Success Stories & Settlements
TELG has been involved in SOX and whistleblower related litigation since the firm’s founding. Below we provide a brief rundown of some of the employee-friendly precedent that we and our clients have established.
Dos Santos v. Delta Airlines
In Dos Santos, TELG successfully argued for the extraterritorial application of the whistleblower protections under the Wendell H. Ford Aviation Investment and Reform Act for the 21st Century (“AIR21”), 49 U.S.C. §42121. TELG’s representation not only led to a successful opposition to Delta Airlines’s motion to dismiss Dos Santos’s AIR21 claims, we also helped solidify the case law associated with the extraterritorial application of the Sarbanes-Oxley Act. Download PDF to read more

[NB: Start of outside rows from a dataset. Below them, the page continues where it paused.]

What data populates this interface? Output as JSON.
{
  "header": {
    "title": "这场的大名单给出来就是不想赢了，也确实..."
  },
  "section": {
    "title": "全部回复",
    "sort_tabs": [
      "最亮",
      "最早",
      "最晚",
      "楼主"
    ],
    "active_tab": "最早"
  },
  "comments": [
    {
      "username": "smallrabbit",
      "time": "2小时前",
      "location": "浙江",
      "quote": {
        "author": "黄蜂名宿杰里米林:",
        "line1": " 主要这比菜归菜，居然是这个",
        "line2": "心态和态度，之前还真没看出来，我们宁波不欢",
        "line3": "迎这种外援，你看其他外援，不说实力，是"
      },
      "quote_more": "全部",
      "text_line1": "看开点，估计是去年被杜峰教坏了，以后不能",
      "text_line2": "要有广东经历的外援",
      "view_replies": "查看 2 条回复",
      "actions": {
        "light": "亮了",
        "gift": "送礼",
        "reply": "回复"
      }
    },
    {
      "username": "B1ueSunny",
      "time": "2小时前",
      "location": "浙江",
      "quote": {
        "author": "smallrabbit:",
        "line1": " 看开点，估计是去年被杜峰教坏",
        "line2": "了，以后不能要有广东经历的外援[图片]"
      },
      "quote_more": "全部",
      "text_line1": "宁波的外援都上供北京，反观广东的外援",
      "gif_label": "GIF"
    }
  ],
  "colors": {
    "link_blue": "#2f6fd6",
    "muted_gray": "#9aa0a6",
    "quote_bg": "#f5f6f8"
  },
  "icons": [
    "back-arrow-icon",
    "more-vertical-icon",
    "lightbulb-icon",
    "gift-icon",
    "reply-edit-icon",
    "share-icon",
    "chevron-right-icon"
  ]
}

Fernandez v. Navistar Int’l Corp., 2009-SOX-43 (ALJ Oct. 16, 2009)
In Fernandez, the employer, Navistar, refused to produce in discovery the report of an internal investigation related to Fernandez’s disclosures which the employer had submitted to the SEC prior the plaintiff filing suit. TELG, on behalf of Fernandez, moved to compel production of the report. Ultimately, the ALJ ordered Navistar to produce the report, concluding that the employer’s disclosure of the report to the SEC waived attorney-client privilege and work product protection, despite the presence of a confidentiality agreement with the SEC. Though a very fact specific case, this was a major victory for employees who are litigating against employers in SOX retaliation cases.
Kalkunte v. DVI Financial Services, Inc
The Employment Law Group ® law firm practices extensively under federal whistleblower statutes on behalf of whistleblowers and notably served as lead trial counsel in Kalkunte v. DVI Financial Services, Inc. ARB Nos. 05-139, 05-140, ALJ No. 2004-SOX-56 (ARB Feb. 27, 2009). In Kalkunte the Department of Labor’s Administrative Review Board (ARB) affirmed the Administrative Law Judge’s (ALJ) holding that a privately-held company acting as a contractor, subcontractor, or agent of a publicly traded company can be held liable for violation of the whistleblower provisions of the Sarbanes-Oxley Act (“SOX”). The Kalkunte decision remains significant because it both defined the scope of liability under SOX and because it marked the first time that the ARB had affirmed an ALJ decision in favor for a SOX whistleblower plaintiff.
Kramer v. Trans-Lux Corporation
In 2012, in Kramer v. Trans-Lux Corp., 3:11CV1424 SRU, 2012 WL 4444820 (D. Conn. Sept. 25, 2012), TELG successfully argued for one of the first decisions in the country holding that a Sarbanes-Oxley whistleblower need not make disclosures to the Securities and Exchange Commission in order to enjoy protections from retaliation at work. This decision expands the protections available to Sarbanes-Oxley whistleblowers and has set the stage for other decisions reaching similar conclusions elsewhere in the United States. In Fernandez v. Navistar Int’l Corp., 2011-SOX-31, TELG obtained a decision finding that a post-employment action may be found adverse and retaliatory under the Sarbanes-Oxley Act. Download PDF to read more.
Smith v. Duke Energy Carolinas, LLC
In Smith v. Duke Energy Carolinas, LLC., ARB No. 11-003, ALJ No. 2009-ERA-7 (ARB June 20, 2012), TELG successfully obtained a favorable decision from the ARB allowing the case of a nuclear power plant whistleblower to proceed to trial. This decision was significant for affirming that when an employer admits taking adverse action against an employee because of the employee’s protected activity, it is sufficient to demonstrate causation without further analysis. Download PDF to read more.
Stone v. Instrumentation Lab. Company
In Stone v. Instrumentation Lab. Co., 591 F.3d 239 (4th Cir. 2009), TELG obtained a decision affirming the absolute right of SOX whistleblowers to seek de novo review in federal court after a complaint has been pending before the Department of Labor for over 180 days without a final decision by the Secretary of Labor. Download PDF to read more.